Every record should be written out exactly, please.

§ App and web page records:
..............................

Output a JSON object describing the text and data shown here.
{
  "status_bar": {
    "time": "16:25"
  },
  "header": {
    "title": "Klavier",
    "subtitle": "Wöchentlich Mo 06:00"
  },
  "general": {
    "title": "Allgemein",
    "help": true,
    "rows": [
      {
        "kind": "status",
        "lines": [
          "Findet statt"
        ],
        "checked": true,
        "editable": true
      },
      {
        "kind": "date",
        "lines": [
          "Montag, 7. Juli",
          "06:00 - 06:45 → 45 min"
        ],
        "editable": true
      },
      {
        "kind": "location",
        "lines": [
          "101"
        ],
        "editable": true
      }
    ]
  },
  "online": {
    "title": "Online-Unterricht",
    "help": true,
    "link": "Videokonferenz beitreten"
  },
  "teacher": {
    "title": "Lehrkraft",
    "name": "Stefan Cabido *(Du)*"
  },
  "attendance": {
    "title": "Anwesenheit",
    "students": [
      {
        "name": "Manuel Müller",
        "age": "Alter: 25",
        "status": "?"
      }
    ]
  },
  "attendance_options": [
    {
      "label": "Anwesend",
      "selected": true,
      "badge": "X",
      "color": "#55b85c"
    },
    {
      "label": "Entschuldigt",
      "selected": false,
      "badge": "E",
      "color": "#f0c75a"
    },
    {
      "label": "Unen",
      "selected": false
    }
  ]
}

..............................

§ SOLVED PROBLEM:
Output a JSON object describing the text and data shown here.
{
  "status_bar": {
    "time": "16:25"
  },
  "header": {
    "title": "Klavier",
    "subtitle": "Wöchentlich Mo 06:00"
  },
  "general": {
    "title": "Allgemein",
    "help": true,
    "rows": [
      {
        "kind": "status",
        "lines": [
          "Findet statt"
        ],
        "checked": true,
        "editable": true
      },
      {
        "kind": "date",
        "lines": [
          "Montag, 7. Juli",
          "06:00 - 06:45 → 45 min"
        ],
        "editable": true
      },
      {
        "kind": "location",
        "lines": [
          "101"
        ],
        "editable": true
      }
    ]
  },
  "online": {
    "title": "Online-Unterricht",
    "help": true,
    "link": "Videokonferenz beitreten"
  },
  "teacher": {
    "title": "Lehrkraft",
    "name": "Stefan Cabido *(Du)*"
  },
  "attendance": {
    "title": "Anwesenheit",
    "students": [
      {
        "name": "Manuel Müller",
        "age": "Alter: 25",
        "status": "?"
      }
    ]
  },
  "attendance_options": [
    {
      "label": "Anwesend",
      "selected": true,
      "badge": "X",
      "color": "#55b85c"
    },
    {
      "label": "Entschuldigt",
      "selected": false,
      "badge": "E",
      "color": "#f0c75a"
    },
    {
      "label": "Unen",
      "selected": false
    }
  ]
}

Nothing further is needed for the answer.